1 Dr. Schaff (ii. 7) has overlooked these altogether.
had Birth sine Resurrcopular att
section, as having special points of resemblance to the Apostles' Creed.
Many of these Creeds are singularly interesting. As a rule, they are strictly historical, and expressed (though often with considerable adaptation) in the phrases of Scripture; from which we infer that, as yet, the outward facts of the order of Grace sufficed for the intellectual and spiritual needs of the great majority of Christians. But in the Confessions of Faith drawn up by the thinkers and theologians of these early ages, there are observable distinct endeavours after a deeper comprehension and more accurate and definite expression of the articles of the Faith. This is specially observable in the Confessions of Irenæus, Origen, and S. Cyril.
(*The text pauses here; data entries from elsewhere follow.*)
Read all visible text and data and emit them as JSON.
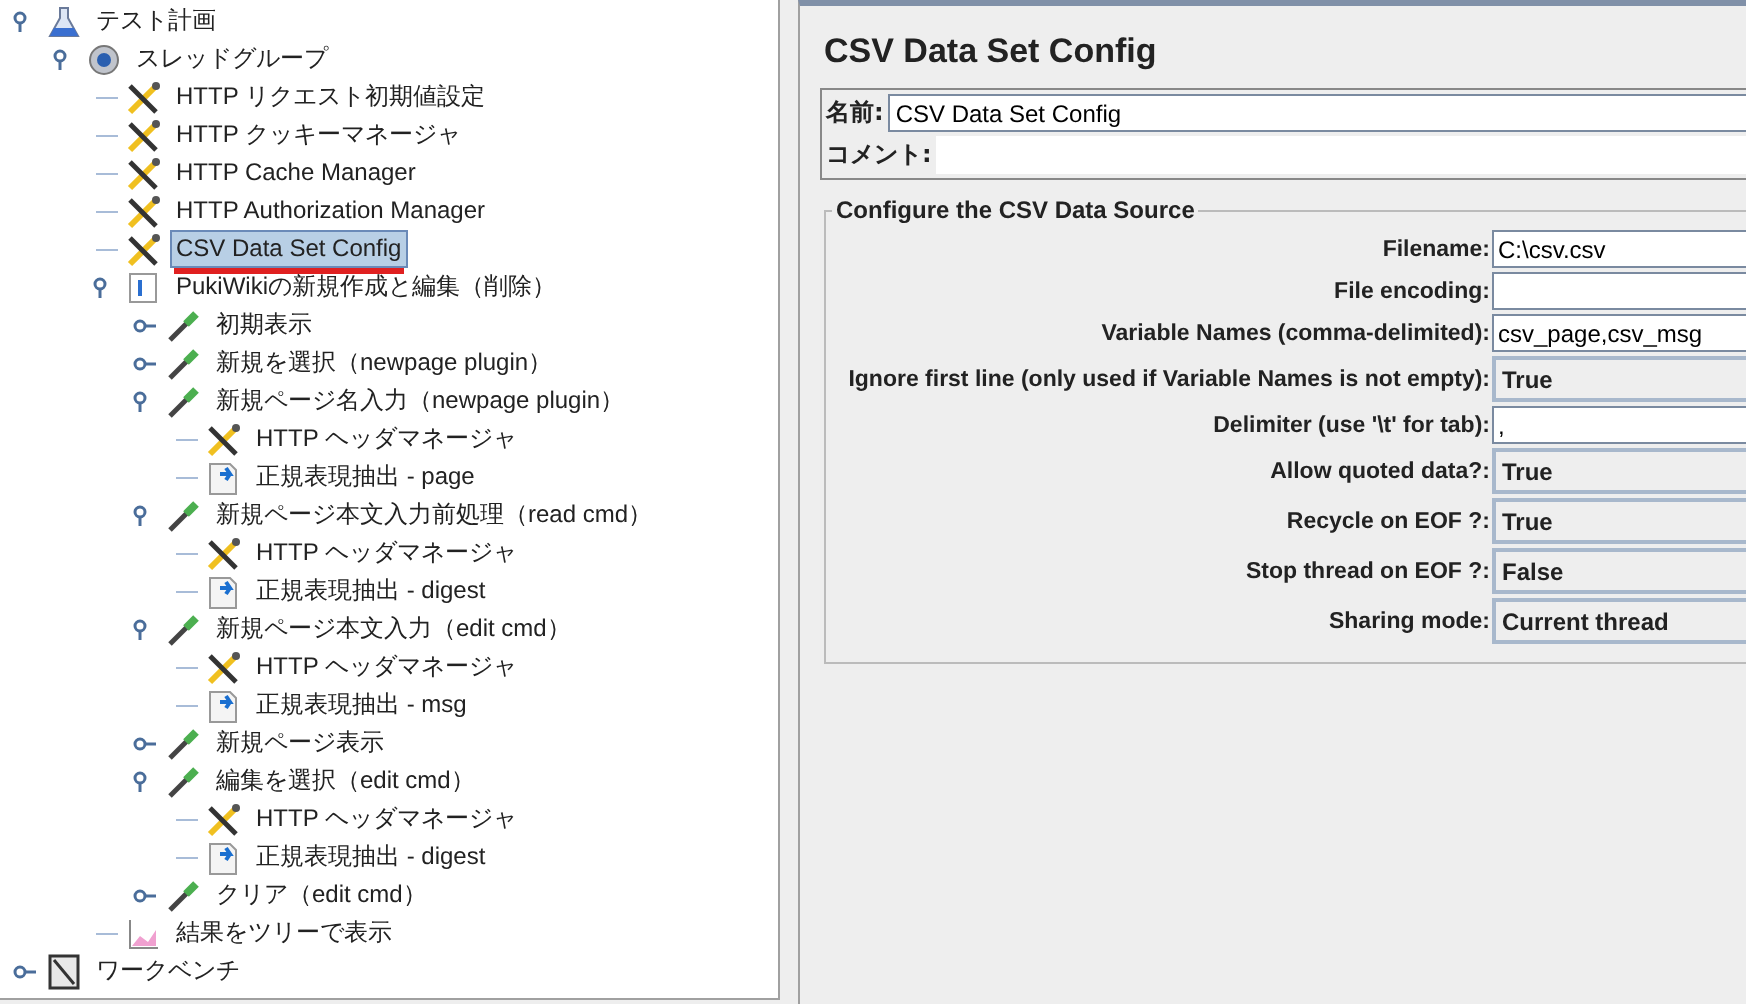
{
  "tree": [
    {
      "label": "テスト計画",
      "kind": "plan",
      "expanded": true,
      "children": [
        {
          "label": "スレッドグループ",
          "kind": "thread",
          "expanded": true,
          "children": [
            {
              "label": "HTTP リクエスト初期値設定",
              "kind": "config",
              "selected": false
            },
            {
              "label": "HTTP クッキーマネージャ",
              "kind": "config",
              "selected": false
            },
            {
              "label": "HTTP Cache Manager",
              "kind": "config",
              "selected": false
            },
            {
              "label": "HTTP Authorization Manager",
              "kind": "config",
              "selected": false
            },
            {
              "label": "CSV Data Set Config",
              "kind": "config",
              "selected": true,
              "underlined": true
            },
            {
              "label": "PukiWikiの新規作成と編集（削除）",
              "kind": "controller",
              "expanded": true,
              "children": [
                {
                  "label": "初期表示",
                  "kind": "sampler",
                  "expanded": false
                },
                {
                  "label": "新規を選択（newpage plugin）",
                  "kind": "sampler",
                  "expanded": false
                },
                {
                  "label": "新規ページ名入力（newpage plugin）",
                  "kind": "sampler",
                  "expanded": true,
                  "children": [
                    {
                      "label": "HTTP ヘッダマネージャ",
                      "kind": "config",
                      "selected": false
                    },
                    {
                      "label": "正規表現抽出 - page",
                      "kind": "extractor",
                      "selected": false
                    }
                  ]
                },
                {
                  "label": "新規ページ本文入力前処理（read cmd）",
                  "kind": "sampler",
                  "expanded": true,
                  "children": [
                    {
                      "label": "HTTP ヘッダマネージャ",
                      "kind": "config",
                      "selected": false
                    },
                    {
                      "label": "正規表現抽出 - digest",
                      "kind": "extractor",
                      "selected": false
                    }
                  ]
                },
                {
                  "label": "新規ページ本文入力（edit cmd）",
                  "kind": "sampler",
                  "expanded": true,
                  "children": [
                    {
                      "label": "HTTP ヘッダマネージャ",
                      "kind": "config",
                      "selected": false
                    },
                    {
                      "label": "正規表現抽出 - msg",
                      "kind": "extractor",
                      "selected": false
                    }
                  ]
                },
                {
                  "label": "新規ページ表示",
                  "kind": "sampler",
                  "expanded": false
                },
                {
                  "label": "編集を選択（edit cmd）",
                  "kind": "sampler",
                  "expanded": true,
                  "children": [
                    {
                      "label": "HTTP ヘッダマネージャ",
                      "kind": "config",
                      "selected": false
                    },
                    {
                      "label": "正規表現抽出 - digest",
                      "kind": "extractor",
                      "selected": false
                    }
                  ]
                },
                {
                  "label": "クリア（edit cmd）",
                  "kind": "sampler",
                  "expanded": false
                }
              ]
            },
            {
              "label": "結果をツリーで表示",
              "kind": "listener",
              "selected": false
            }
          ]
        }
      ]
    },
    {
      "label": "ワークベンチ",
      "kind": "workbench",
      "expanded": false
    }
  ],
  "panel": {
    "title": "CSV Data Set Config",
    "name": {
      "label": "名前:",
      "value": "CSV Data Set Config"
    },
    "comment": {
      "label": "コメント:"
    },
    "group": {
      "legend": "Configure the CSV Data Source",
      "fields": [
        {
          "label": "Filename:",
          "kind": "text",
          "value": "C:\\csv.csv"
        },
        {
          "label": "File encoding:",
          "kind": "text"
        },
        {
          "label": "Variable Names (comma-delimited):",
          "kind": "text",
          "value": "csv_page,csv_msg"
        },
        {
          "label": "Ignore first line (only used if Variable Names is not empty):",
          "kind": "combo",
          "value": "True"
        },
        {
          "label": "Delimiter (use '\\t' for tab):",
          "kind": "text",
          "value": ","
        },
        {
          "label": "Allow quoted data?:",
          "kind": "combo",
          "value": "True"
        },
        {
          "label": "Recycle on EOF ?:",
          "kind": "combo",
          "value": "True"
        },
        {
          "label": "Stop thread on EOF ?:",
          "kind": "combo",
          "value": "False"
        },
        {
          "label": "Sharing mode:",
          "kind": "combo",
          "value": "Current thread"
        }
      ]
    }
  }
}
Take, e.g., one of the Creeds found in the writings of the former (Contra Hæres. lib. i. cap. 1o, par. I).
Here we find a marked inartificiality of structure; the articles are scattered, those predicated of each Person of the Holy Trinity intermixed with others. A theological nomenclature had yet to be formed. Thus we have the miraculous Conception and Birth simply as και την εκ Παρθένου γέννησιν ; the Passion, Tò má os; the Resurrection from the Dead, Tv šyepo LV ŠK VEkpôv, i.e. the rousing: a popular and, so to speak, undefined notion, of quite a different order from the accurate and theological term åváoTaois. The first time that this latter term is found is apparently in the Creed which Eusebius of Cæsarea laid before the Council of Nicæa. It occurs virtually (åvao távta) in the Nicene formula ; and after that date it is usually employed. The Ascension, again, is tnv švo apkov (sic) eis toùs oúpavoùs åványou toû nyatinuévov Xp. 'In., and so on. It is discursive, and some articles are expanded almost into homilies. This, however, is more apparent as the century proceeds, and with the Creed of Lucian of Antioch (A.D. 300) we are already in the thick of speculation, and each article becomes a theological treatise, expressed more or less in technical language, and with accurate and well-understood senses applied to all the terms.
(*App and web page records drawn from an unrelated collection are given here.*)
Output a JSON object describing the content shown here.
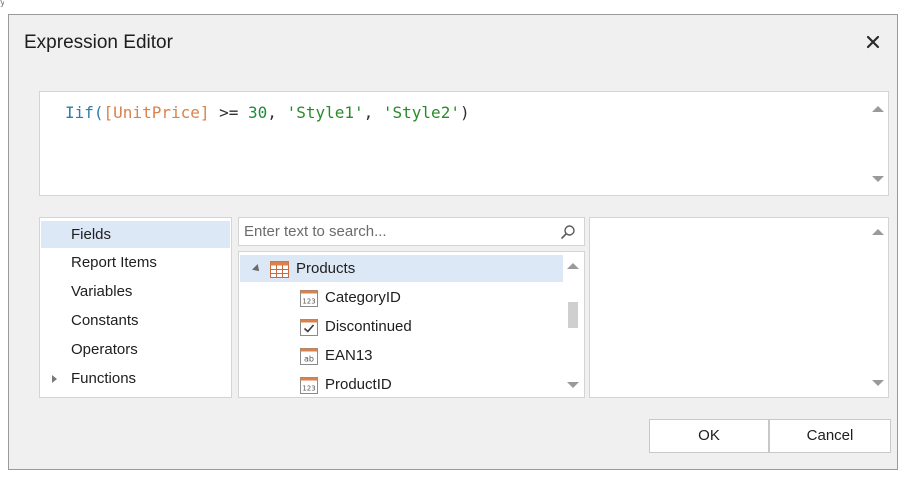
{
  "page": {
    "corner_peek": "y"
  },
  "dialog": {
    "title": "Expression Editor"
  },
  "expression": {
    "tokens": [
      {
        "text": "Iif(",
        "kind": "fn"
      },
      {
        "text": "[UnitPrice]",
        "kind": "field"
      },
      {
        "text": " >= ",
        "kind": "op"
      },
      {
        "text": "30",
        "kind": "num"
      },
      {
        "text": ", ",
        "kind": "op"
      },
      {
        "text": "'Style1'",
        "kind": "str"
      },
      {
        "text": ", ",
        "kind": "op"
      },
      {
        "text": "'Style2'",
        "kind": "str"
      },
      {
        "text": ")",
        "kind": "op"
      }
    ]
  },
  "categories": {
    "items": [
      {
        "label": "Fields",
        "selected": true
      },
      {
        "label": "Report Items"
      },
      {
        "label": "Variables"
      },
      {
        "label": "Constants"
      },
      {
        "label": "Operators"
      },
      {
        "label": "Functions",
        "expandable": true
      }
    ]
  },
  "search": {
    "placeholder": "Enter text to search..."
  },
  "tree": {
    "root": {
      "label": "Products",
      "icon": "table-icon",
      "expanded": true
    },
    "children": [
      {
        "label": "CategoryID",
        "icon": "numeric-field-icon"
      },
      {
        "label": "Discontinued",
        "icon": "boolean-field-icon"
      },
      {
        "label": "EAN13",
        "icon": "string-field-icon"
      },
      {
        "label": "ProductID",
        "icon": "numeric-field-icon"
      }
    ],
    "type_badges": {
      "numeric": "123",
      "string": "ab"
    }
  },
  "buttons": {
    "ok": "OK",
    "cancel": "Cancel"
  },
  "colors": {
    "accent": "#d9824c",
    "selection": "#dde8f6",
    "function": "#2e7ea8",
    "literal": "#1f8b3d"
  }
}
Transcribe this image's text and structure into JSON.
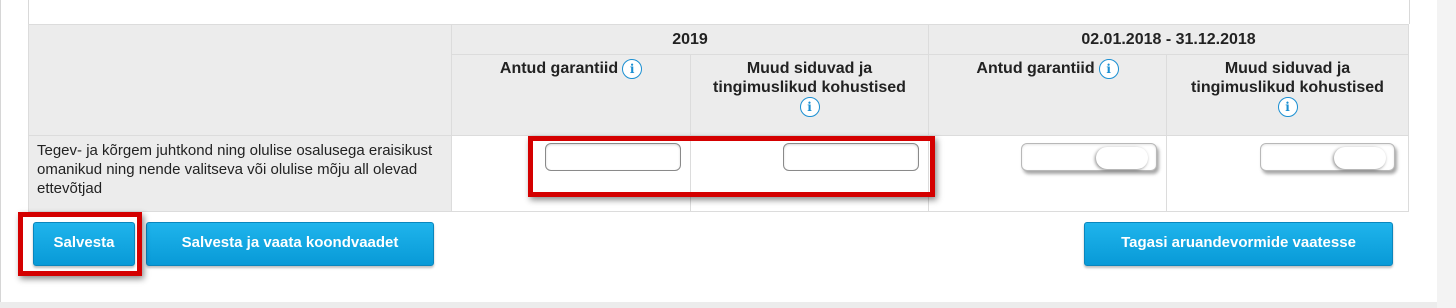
{
  "table": {
    "period_1": "2019",
    "period_2": "02.01.2018 - 31.12.2018",
    "col_guarantees": "Antud garantiid",
    "col_other_line1": "Muud siduvad ja",
    "col_other_line2": "tingimuslikud kohustised",
    "row_label": "Tegev- ja kõrgem juhtkond ning olulise osalusega eraisikust omanikud ning nende valitseva või olulise mõju all olevad ettevõtjad",
    "inputs": {
      "y2019_guarantees": "",
      "y2019_other": "",
      "y2018_guarantees": "",
      "y2018_other": ""
    },
    "info_glyph": "i"
  },
  "buttons": {
    "save": "Salvesta",
    "save_and_view": "Salvesta ja vaata koondvaadet",
    "back": "Tagasi aruandevormide vaatesse"
  },
  "colors": {
    "button": "#089ad7",
    "highlight": "#d40000",
    "header_bg": "#ececec",
    "info_icon": "#1a8fd2"
  },
  "icons": [
    "info-icon"
  ]
}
The Creed which is found in the Apostolical Constitutions may be given here as a type of Creeds of this age :
πιστεύω και βαπτίζομαι εις ένα αγέννητον μόνον αληθινόν θεών TAVTO-kpáropa,
τον πατέρα του Χριστού,
1 Dr. Salmon's article on this subject, which has appeared since these pages were written, may be profitably consulted (Contemporary Review for August, 1878).
κτίστης και δημιουργών των απάντων,
δι' ου τα πάντα εγένετο τα εν ουρανούς και επί γής, ορατά τε και αόρατα
τον επ' εσχάτων ημερών κατελθόντα εξ ουρανών,
και πολιτευσάμενον οσίως κατά τους νόμους του θεού και Πατρός αυτού,
και σταυρωθέντα επί Ποντίου Πιλάτου,
και μετα τους απόστολους δε πάσι τοίς πιστεύουσιν εν τη αγία καθολική εκκλησία
είς σαρκός άνάστασιν,
The era of the Councils began at Nicæa, and each of the Ecumenical Councils put forth its own Creed : not necessarily, nor usually, an original one ; on the contrary, the formula adopted at Nicæa became for later Synods morally obligatory, though they might make additions to it, and usually did so.
Their work was, as we have already noticed, to translate the well-known truths of the Faith into the language of scientific theology. Truths were by degrees felt to be insufficiently and insecurely held, because they had not been defined. A new Christian consciousness had grown up far more delicate and cultured, and therefore far more exacting; and this demanded to be satisfied.
The old reverent, child-like faith, more or less fragmentary as it was, was no longer sufficient for the learned scholars, the keen thinkers, the earnest disputants who stood around the altars and filled the monasteries of that stirring and splendid fourth century. The Christian religion, still new, as the age of beliefs is counted, had now to undergo a new trial. It had already come forth the victor from repeated persecutions. It had gathered the poor into its fold from end to end of the Roman Empire. It had won a standing-ground for itself, and vindicated abundantly its right to exist. Persecution gave place first to connivance, then to open toleration, and, finally, to adoption of it by the Empire as the State religion. And then its dogmas came, as they had never come before, under the curious eye of the philosopher. Hitherto it had not been worth his while to undertake a careful and leisurely examination of the doctrines of the Church. Now and then a NeoPlatonist like Porphyry had arisen, or like the Epicurean Celsus, the antagonist of Origen, who had chosen to give a half-scornful attention to the new phenomenon of Christianity. But, as a rule, the learned class had not thought it worth while to do this ; and Christianity was long reckoned what the Roman historian Tacitus called it, a dire superstition, fit only for common people or slaves. But when the popular belief became an inmate of the Imperial palace and made its way to the occupant of the throne itself, it became a phenomenon requiring more serious and respectful study. This, accordingly, many a keen thinker proceeded to give to its as yet undefined doctrines ; and it is obvious to a very superficial scrutiny that not a few of the disputants, e.g. in the Arian controversy, were simply conforming philosophers, wielding their familiar dialectical weapons upon a novel subject-matter. All this told upon the character of the argument. It did not, of course, affect the result. The truth confessed at Nicæa had been the tradition of the whole Church from the beginning. But it had never been confessed before in those precise words. A scientific spirit had prescribed the forms of the argument and defined the terms to be employed. The keenest appreciation of grammatical niceties, and what they might be made to stand for, intensified the struggle between the partisans of ομοούσιος and ομοιούσιος. In fact, the questions of the new, i.e. the Christian, theology were not less philosophical than religious; and we need the less wonder that there were philosophers who were Christians, and Christians who were philosophers; or that in later times the sphere of theology became so extended as to cover all subjects of discussion ; that theological premisses were made to serve as the foundation-stone of scientific arguments, and a supposed